In the early 1980s, the Marines were looking into light antitank weapons. They had the M72 LAW and the AT4, both of which were solid disposeable rocket launchers. However, they were limited to a single warhead type, and Vietnam had showed the utility of reusable systems, like the old recoilless rifles. So they went shopping. They settled on a variant of the B-300 rocket launcher, originally developed in Israel. A number of changes were made, resulting in the Mk. 153 SMAW.
The SMAW is a somewhat unique “two-piece” launcher. The front section of launch tube also includes the grips and sighting system. The rear section of the launch tube doubles as a storage container for the rocket. This section gets attached to the front section to “load” the SMAW.
The SMAW originally came with an integral spotting rifle. This fired a 9mm tracer round, specially designed to match the trajectory of the rockets. This round is a 9×51 mm cartridge, which can be thought of as a 9mm round inserted into a necked-out 7.62x51mm casing. Curiously, it’s also propelled by a .22 Hornet blank cartridge inserted into the 7.62x51mm cartridge, as seen below.
Although it’s a simple rocket launcher, the SMAW does not have a wide variety of warhead options available. There’s a HEDP round, an HEAA round, and a thermobaric round. And that’s it. The HEAA (anti-armor) round has a standoff rod, and is rated for 600 mm RHAe penetration. It is not, however, a tandem warhead. The HEDP round is not airburst capable. The thermobaric round is quite a bit heavier than the other two, but proved to be effective in both offensives in Fallujah. Like most other unguided rocket launchers in its class, the SMAW has an effective range of about 500 meters.
The Mod 2 SMAW replaced the spotting rifle with provision for an electronic sighting system with laser rangefinder, which is easier and faster to use. It’s also lighter, weighing 13 lbs. compared to the Mod 0’s 16.5 lbs.
The lack of warhead options hurts the SMAW when compared to its contemporaries, especially the Carl Gustav. The Carl Gustav also has about twice the range of the SMAW. Interestingly, despite the recent introduction of the SMAW Mod 2, the USMC has also opted to follow the US Army in purchasing the Carl Gustav for issue to its rifle squads. No word yet on whether or not it will replace the SMAW for Marine combat engineers.

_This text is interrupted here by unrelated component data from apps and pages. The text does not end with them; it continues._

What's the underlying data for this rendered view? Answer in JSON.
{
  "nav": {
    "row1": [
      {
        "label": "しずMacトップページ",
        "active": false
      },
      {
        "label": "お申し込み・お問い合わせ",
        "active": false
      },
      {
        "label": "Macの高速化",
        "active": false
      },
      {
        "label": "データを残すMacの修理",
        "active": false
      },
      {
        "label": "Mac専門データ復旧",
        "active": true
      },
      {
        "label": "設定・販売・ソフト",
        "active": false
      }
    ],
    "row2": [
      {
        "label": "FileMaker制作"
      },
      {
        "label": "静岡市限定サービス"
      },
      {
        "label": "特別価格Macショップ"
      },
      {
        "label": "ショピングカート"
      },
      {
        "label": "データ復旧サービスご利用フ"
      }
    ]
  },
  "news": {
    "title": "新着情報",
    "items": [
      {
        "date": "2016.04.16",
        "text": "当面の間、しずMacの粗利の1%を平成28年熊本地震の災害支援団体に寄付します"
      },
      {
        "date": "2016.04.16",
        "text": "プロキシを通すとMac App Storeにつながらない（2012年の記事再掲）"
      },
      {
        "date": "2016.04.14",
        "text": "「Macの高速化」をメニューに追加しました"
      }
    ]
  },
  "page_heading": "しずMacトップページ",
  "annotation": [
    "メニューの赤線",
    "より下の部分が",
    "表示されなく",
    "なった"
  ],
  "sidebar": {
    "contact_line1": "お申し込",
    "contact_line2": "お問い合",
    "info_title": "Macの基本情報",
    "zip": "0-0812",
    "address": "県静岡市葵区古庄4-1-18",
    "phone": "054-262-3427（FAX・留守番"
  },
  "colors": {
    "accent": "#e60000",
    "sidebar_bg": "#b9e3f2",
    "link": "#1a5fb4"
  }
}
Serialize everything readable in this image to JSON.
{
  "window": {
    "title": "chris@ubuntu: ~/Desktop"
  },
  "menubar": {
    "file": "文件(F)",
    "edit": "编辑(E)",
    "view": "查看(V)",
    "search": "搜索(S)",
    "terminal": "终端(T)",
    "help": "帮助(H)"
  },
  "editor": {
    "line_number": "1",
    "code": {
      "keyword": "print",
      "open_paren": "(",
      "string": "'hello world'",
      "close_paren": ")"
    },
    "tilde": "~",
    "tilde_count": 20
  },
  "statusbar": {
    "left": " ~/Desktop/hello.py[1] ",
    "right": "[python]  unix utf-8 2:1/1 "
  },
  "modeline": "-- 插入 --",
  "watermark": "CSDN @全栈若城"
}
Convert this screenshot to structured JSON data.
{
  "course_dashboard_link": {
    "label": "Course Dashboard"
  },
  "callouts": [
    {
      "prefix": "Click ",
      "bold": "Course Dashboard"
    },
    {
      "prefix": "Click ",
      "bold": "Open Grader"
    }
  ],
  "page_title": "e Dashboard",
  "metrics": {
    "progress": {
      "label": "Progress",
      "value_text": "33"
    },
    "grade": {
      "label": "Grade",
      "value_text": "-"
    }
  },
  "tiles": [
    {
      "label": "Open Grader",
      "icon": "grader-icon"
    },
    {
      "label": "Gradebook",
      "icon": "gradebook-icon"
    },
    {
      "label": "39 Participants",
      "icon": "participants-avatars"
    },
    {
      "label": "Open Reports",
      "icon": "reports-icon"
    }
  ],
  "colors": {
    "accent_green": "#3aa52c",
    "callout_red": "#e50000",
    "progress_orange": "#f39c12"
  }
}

Really though, there’s not much of a reason to have both of the two systems. I’ll be interested to see if any comparative testing gets done, but the Carl Gustav is more popular, and has the round variety, not to mention the better range. So that’s what I’d expect would win out overall.